In the next screen, I added my account information from my domain account. Furthermore, I kept Leave a copy of the retrieved message on the server unchecked so that there are no duplicate emails anywhere.



After confirming, I selected my newly added account as the default account for sending emails, and chose Always reply from default address so that any emails will be sent directly through my own email account (note: the outgoing SMTP server has to be configured for this as well).


That’s it already, Gmail now fetches all emails from my account, and additionally any emails sent through Gmail (or rather, the Gmail web interface) will be sent from it as well.

Setting up iPhone
On my iPhone, I needed to set up a connection to Gmail, however not through the default Gmail option, but through Other. The reason for this is that this way it is possible to set a different outgoing server than the incoming server. This is necessary as you would otherwise send/reply from your Gmail email address, not your own domain email address!


Next step, I selected Add Mail Account


I entered the relevant information for my own domain email account, and confirmed. In the next screen, I kept IMAP


Now comes the crucial part: In this screen, I added my Gmail account information ( as host name, and the correct user name and password) for the Incoming Mail Server. For the Outgoing Mail Server, I added the correct SMTP server for my own domain and the relevant login information.

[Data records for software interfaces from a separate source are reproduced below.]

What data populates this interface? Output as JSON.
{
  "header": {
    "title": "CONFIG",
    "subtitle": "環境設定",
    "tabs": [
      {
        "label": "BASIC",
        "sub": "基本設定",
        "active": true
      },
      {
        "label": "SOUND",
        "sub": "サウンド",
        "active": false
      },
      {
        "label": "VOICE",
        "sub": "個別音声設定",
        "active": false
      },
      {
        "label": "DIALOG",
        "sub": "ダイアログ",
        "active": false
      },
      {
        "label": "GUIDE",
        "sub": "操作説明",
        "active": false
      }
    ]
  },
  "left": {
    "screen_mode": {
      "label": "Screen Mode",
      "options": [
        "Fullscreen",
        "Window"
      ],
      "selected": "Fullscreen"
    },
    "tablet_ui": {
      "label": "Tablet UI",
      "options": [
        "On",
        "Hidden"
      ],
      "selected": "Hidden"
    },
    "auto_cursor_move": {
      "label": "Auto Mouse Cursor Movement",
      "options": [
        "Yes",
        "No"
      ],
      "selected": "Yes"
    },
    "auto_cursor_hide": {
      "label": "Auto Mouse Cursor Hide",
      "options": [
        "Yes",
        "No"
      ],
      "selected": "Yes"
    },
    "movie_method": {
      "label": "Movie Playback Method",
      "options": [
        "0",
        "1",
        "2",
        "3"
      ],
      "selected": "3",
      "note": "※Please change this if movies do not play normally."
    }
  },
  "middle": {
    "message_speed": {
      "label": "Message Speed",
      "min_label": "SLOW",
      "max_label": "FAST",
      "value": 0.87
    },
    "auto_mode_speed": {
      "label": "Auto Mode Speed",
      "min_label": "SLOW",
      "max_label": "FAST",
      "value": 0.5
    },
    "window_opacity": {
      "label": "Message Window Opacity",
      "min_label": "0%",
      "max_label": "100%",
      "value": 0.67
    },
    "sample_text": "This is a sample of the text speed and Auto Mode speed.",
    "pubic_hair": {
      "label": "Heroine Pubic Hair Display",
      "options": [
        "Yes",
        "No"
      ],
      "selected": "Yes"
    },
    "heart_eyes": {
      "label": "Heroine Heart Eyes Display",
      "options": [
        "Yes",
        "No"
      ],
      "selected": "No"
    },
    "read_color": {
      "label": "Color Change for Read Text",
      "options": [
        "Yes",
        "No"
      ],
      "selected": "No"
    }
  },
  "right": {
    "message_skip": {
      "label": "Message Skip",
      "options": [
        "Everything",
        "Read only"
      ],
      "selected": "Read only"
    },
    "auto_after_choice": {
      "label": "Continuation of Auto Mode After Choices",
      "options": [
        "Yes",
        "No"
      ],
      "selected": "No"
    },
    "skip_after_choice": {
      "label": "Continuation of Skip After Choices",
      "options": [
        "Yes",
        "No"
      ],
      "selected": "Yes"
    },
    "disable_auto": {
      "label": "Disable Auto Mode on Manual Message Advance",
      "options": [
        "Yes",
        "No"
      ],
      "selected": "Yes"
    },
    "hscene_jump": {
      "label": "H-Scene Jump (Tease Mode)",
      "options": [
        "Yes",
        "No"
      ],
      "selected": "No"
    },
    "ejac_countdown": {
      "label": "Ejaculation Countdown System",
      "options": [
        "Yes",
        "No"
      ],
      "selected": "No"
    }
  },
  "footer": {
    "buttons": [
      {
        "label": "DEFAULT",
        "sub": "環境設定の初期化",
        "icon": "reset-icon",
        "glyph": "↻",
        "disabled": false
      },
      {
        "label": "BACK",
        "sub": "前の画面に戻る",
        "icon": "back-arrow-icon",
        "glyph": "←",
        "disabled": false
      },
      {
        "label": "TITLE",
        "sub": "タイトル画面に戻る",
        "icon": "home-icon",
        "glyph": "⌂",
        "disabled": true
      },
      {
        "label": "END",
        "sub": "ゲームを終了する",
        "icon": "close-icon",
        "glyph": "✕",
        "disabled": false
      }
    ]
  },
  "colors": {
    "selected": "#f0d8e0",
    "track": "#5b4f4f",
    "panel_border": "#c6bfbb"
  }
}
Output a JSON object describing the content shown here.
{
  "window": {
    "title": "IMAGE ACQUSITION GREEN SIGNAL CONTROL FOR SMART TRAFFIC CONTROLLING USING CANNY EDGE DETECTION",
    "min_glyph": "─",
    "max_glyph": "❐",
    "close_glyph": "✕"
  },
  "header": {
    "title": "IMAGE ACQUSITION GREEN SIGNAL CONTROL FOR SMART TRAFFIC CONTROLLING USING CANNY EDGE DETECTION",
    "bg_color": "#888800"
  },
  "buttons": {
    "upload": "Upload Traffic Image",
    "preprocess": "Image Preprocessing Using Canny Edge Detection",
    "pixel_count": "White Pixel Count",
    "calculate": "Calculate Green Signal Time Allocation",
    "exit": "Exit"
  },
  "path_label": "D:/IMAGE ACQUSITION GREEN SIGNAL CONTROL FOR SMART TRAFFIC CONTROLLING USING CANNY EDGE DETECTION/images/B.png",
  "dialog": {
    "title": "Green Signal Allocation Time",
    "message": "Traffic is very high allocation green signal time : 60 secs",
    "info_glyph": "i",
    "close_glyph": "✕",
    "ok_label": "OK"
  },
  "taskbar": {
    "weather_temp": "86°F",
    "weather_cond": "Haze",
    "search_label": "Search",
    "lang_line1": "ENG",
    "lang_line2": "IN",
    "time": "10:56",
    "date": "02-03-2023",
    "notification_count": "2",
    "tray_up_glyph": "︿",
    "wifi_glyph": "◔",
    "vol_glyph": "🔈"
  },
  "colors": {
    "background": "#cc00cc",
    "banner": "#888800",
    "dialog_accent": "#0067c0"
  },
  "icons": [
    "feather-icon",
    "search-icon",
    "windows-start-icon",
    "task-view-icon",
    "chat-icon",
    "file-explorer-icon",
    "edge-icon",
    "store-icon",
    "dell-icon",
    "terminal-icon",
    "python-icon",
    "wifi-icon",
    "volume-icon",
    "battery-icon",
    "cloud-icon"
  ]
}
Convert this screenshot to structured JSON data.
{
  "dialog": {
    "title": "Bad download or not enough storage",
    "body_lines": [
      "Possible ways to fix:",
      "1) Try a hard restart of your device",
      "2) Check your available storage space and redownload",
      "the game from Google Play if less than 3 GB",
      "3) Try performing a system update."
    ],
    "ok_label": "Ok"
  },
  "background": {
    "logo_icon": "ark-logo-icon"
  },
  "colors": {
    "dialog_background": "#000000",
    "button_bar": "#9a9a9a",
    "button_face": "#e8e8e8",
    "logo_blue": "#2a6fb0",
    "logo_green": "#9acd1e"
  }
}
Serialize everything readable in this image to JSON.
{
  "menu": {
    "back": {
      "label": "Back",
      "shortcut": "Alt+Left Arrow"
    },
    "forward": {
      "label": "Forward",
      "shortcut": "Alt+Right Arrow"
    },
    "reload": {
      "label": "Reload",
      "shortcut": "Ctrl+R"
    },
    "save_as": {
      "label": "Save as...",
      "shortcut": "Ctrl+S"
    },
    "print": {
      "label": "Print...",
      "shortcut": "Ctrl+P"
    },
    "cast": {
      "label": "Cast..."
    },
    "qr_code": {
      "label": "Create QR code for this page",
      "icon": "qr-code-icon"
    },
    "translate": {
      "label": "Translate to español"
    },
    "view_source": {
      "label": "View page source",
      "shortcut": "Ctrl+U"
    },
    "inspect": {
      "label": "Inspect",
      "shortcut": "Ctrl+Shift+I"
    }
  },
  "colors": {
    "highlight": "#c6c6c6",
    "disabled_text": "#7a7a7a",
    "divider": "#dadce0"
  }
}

For the next step, I kept Mail, but did not select Notes (didn’t test if it works as I don’t need it).


The last thing to do is to set up the corresponding Drafts/Sent/Deleted Mailboxes. For the just set up account, I went to the Advanced settings


And selected the three options above.


so that it looks like this:


That’s it!
What happens now is that on my iPhone my email is fetched from the Gmail account (which, as outlined above, collects the email from my own domain account). If I send an email through this account (either create a new one or reply to an email), the server of my own domain account is used instead of the Gmail account, and thus any replies come from